What to produce:
Give back each line of the listing below that contains the string "Access".

---

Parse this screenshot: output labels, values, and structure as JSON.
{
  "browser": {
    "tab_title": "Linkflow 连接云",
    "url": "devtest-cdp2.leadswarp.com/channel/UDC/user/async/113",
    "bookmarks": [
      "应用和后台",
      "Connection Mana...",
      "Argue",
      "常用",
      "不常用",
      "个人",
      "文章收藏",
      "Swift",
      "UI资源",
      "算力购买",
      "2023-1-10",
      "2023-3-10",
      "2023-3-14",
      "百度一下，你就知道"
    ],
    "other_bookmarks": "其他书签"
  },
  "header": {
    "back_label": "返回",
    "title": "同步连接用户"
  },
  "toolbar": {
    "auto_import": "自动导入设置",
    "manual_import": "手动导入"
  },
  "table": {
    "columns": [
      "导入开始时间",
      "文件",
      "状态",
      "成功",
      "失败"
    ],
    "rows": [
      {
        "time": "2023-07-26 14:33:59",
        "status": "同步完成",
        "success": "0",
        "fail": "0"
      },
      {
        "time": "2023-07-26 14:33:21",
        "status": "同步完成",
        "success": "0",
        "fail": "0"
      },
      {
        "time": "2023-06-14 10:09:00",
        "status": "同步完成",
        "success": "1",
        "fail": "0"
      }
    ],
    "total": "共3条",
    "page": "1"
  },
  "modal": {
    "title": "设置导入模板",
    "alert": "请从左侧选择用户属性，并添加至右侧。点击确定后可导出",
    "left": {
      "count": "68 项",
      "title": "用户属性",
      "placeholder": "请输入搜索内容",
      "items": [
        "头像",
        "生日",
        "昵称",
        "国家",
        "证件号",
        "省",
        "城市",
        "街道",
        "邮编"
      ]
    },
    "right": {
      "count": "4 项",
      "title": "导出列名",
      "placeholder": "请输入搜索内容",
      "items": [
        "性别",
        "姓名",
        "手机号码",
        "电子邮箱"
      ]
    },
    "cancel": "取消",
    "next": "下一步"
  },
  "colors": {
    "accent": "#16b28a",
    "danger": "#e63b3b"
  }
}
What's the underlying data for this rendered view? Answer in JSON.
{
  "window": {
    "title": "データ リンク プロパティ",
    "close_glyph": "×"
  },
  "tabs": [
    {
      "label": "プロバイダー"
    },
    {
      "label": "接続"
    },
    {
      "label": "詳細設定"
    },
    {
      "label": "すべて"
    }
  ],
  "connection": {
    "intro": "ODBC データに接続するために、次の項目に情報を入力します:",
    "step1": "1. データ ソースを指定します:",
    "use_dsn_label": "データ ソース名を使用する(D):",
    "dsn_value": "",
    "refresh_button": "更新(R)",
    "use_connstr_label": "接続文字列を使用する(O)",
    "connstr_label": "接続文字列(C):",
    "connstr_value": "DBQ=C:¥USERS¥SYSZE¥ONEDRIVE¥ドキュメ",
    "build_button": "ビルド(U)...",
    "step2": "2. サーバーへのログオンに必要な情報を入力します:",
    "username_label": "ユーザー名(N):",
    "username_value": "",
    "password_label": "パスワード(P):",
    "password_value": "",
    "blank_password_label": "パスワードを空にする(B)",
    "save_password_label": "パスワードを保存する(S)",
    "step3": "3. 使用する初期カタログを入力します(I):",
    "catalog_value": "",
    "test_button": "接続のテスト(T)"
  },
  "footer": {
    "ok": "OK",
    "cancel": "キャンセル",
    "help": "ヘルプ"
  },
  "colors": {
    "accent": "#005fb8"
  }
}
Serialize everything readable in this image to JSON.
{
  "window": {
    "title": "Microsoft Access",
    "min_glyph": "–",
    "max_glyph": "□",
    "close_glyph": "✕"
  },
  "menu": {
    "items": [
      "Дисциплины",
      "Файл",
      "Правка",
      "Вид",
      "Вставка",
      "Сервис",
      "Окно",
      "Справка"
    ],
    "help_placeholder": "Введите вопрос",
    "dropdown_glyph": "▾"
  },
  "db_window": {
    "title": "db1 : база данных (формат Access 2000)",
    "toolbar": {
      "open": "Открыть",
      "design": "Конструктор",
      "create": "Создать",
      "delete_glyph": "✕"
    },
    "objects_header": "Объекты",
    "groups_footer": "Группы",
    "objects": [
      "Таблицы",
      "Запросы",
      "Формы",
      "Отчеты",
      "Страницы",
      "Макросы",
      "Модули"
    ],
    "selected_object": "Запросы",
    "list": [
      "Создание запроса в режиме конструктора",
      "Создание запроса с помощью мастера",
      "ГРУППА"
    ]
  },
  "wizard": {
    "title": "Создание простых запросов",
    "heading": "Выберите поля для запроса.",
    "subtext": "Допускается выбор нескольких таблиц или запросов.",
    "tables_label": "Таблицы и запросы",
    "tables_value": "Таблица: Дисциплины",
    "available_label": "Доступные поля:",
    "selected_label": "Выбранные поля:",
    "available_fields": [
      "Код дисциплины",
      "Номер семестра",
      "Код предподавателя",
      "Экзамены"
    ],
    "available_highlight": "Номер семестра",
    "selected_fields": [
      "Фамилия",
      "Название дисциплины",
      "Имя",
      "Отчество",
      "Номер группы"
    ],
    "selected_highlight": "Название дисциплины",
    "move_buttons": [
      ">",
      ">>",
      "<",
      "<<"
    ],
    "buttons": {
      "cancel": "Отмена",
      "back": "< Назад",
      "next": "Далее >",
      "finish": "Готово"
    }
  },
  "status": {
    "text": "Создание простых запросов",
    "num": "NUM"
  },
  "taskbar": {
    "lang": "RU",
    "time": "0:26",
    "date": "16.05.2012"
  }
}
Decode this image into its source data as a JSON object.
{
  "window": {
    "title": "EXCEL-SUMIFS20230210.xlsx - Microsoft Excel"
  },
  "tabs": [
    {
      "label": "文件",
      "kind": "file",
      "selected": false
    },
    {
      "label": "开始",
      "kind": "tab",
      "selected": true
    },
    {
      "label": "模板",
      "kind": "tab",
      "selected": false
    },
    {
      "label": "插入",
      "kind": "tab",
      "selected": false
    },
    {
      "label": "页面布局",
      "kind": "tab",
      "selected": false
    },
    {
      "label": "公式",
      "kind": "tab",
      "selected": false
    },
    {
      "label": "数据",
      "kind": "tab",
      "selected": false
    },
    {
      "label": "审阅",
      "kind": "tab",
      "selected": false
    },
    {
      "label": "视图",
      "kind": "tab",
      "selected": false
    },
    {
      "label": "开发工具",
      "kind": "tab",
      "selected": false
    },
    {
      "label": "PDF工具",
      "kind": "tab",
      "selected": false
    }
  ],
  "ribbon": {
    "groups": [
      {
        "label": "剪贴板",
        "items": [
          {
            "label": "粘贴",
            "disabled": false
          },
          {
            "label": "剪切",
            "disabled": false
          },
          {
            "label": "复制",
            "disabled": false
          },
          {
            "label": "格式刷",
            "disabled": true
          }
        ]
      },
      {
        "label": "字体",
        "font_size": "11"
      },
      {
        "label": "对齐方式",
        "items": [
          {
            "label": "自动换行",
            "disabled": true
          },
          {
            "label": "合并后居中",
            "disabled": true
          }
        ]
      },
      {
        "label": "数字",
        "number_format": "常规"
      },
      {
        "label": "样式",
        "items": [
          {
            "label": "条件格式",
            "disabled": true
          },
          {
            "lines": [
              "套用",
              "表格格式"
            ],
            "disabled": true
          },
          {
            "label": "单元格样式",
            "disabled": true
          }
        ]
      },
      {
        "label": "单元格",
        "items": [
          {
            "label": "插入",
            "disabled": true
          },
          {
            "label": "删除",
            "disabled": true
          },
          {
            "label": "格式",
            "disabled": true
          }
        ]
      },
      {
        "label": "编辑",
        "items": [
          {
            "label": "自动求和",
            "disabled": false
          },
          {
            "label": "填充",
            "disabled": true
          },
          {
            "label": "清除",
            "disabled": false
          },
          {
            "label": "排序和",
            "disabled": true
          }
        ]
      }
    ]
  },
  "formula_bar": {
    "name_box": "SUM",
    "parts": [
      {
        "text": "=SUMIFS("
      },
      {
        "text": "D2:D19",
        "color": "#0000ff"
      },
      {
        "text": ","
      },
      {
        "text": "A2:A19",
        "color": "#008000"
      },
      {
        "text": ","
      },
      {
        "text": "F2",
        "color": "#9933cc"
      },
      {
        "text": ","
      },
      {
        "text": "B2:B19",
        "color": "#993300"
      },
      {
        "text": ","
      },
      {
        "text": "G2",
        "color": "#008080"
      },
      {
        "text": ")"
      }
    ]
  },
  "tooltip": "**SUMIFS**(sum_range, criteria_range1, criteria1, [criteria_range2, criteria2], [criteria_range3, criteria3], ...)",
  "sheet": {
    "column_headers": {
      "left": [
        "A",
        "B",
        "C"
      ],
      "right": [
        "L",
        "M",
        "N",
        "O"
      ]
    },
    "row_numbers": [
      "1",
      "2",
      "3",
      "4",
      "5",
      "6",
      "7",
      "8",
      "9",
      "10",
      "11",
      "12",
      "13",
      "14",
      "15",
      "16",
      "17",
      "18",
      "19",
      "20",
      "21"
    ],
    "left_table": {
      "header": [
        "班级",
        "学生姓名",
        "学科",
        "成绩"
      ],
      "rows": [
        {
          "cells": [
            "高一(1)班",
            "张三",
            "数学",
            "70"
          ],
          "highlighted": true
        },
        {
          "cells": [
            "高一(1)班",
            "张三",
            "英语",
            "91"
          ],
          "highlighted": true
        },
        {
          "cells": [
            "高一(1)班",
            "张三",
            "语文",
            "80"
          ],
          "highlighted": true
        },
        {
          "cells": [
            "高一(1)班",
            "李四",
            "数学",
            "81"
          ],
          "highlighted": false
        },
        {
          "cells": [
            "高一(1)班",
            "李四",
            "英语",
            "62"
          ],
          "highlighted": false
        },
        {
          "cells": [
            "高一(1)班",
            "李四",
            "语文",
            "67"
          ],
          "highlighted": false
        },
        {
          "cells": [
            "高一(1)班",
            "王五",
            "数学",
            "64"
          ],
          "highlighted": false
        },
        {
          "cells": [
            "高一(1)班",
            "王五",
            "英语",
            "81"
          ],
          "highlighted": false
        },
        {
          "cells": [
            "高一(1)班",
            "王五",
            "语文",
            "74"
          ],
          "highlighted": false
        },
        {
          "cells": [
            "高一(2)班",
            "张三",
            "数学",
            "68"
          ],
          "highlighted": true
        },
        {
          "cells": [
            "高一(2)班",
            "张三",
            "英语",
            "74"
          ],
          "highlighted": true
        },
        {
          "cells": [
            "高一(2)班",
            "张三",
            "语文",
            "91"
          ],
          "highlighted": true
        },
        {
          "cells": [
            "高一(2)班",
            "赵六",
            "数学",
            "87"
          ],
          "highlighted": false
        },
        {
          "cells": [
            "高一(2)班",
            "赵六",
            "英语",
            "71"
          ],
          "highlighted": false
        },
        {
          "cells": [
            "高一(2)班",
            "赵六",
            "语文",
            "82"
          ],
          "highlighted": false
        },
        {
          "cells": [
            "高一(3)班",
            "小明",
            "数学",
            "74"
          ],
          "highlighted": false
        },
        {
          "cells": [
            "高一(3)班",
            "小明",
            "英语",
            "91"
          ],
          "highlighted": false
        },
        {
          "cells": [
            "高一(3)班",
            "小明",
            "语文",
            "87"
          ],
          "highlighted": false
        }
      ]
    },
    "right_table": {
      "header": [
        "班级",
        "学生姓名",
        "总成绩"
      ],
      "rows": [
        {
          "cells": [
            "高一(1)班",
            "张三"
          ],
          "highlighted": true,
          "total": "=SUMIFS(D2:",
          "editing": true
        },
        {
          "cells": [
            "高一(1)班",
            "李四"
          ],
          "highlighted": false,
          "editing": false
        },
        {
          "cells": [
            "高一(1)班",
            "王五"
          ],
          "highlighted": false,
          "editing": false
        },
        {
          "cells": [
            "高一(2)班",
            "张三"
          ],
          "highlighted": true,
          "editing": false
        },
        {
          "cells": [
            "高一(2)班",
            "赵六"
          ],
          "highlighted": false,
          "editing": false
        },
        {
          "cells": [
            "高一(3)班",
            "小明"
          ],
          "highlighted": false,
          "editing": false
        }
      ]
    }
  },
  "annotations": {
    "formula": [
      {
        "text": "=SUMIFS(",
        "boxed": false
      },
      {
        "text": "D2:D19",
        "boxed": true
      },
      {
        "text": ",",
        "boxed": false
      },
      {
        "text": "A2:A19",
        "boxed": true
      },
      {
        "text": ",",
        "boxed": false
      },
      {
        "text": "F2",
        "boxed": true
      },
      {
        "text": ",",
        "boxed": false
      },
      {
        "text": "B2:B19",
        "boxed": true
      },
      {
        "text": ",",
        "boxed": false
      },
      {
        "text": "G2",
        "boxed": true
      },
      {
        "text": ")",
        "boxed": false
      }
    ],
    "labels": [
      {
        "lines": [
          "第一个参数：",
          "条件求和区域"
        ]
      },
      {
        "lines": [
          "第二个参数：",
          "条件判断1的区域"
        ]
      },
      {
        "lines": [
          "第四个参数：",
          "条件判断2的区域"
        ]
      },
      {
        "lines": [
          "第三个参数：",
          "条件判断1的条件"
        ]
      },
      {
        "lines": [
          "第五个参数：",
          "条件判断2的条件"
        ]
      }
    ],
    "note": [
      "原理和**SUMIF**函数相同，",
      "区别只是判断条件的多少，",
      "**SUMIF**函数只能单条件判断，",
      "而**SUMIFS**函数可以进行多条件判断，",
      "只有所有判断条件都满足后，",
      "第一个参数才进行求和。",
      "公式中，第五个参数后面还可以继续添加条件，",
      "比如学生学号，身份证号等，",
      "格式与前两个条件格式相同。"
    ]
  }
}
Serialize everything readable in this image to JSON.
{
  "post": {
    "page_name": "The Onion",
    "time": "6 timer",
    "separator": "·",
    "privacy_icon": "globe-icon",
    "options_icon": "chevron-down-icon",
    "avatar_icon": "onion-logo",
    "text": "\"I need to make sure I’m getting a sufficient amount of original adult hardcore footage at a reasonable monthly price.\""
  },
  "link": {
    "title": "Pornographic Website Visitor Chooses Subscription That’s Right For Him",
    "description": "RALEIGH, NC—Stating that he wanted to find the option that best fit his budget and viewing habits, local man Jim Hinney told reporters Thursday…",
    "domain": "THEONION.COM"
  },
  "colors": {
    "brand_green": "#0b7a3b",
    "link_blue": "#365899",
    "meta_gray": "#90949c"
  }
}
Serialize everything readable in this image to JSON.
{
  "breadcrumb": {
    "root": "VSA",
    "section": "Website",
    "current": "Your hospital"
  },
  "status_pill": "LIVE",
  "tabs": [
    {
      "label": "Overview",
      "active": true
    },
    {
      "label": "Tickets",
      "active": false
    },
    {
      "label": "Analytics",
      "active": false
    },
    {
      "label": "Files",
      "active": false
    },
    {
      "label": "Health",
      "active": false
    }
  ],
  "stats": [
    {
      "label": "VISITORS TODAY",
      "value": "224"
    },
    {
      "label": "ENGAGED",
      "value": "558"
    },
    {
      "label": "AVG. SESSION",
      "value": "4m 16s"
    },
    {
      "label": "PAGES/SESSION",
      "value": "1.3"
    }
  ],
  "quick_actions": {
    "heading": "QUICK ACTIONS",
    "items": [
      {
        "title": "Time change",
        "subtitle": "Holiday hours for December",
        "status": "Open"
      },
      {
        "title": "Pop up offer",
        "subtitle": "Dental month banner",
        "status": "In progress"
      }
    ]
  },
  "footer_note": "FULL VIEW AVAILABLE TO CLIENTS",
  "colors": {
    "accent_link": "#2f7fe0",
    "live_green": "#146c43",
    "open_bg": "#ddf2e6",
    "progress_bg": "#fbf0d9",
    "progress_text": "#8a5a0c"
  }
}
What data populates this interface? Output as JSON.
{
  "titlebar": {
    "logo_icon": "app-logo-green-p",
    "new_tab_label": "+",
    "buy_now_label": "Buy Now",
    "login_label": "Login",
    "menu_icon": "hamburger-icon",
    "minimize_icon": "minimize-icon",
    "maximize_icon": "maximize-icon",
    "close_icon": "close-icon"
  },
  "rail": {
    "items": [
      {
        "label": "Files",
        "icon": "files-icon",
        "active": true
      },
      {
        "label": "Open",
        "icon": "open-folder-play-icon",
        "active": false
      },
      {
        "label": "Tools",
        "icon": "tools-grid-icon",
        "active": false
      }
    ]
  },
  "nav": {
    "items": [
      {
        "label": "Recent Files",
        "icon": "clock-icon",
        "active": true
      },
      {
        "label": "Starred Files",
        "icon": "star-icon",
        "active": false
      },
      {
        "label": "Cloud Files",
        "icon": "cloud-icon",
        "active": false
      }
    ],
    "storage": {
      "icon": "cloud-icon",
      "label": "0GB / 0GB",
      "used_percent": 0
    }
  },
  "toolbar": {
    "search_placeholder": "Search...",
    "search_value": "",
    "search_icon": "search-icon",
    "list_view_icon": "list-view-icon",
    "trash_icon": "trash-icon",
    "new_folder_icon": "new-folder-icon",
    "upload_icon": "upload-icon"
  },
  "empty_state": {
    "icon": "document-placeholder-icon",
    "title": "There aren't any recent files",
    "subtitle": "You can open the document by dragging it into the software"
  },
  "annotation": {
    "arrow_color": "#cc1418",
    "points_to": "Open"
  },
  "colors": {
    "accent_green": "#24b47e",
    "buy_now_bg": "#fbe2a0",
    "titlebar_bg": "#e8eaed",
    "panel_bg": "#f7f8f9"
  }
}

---

Output of the task:
    "title": "Microsoft Access",
    "title": "db1 : база данных (формат Access 2000)",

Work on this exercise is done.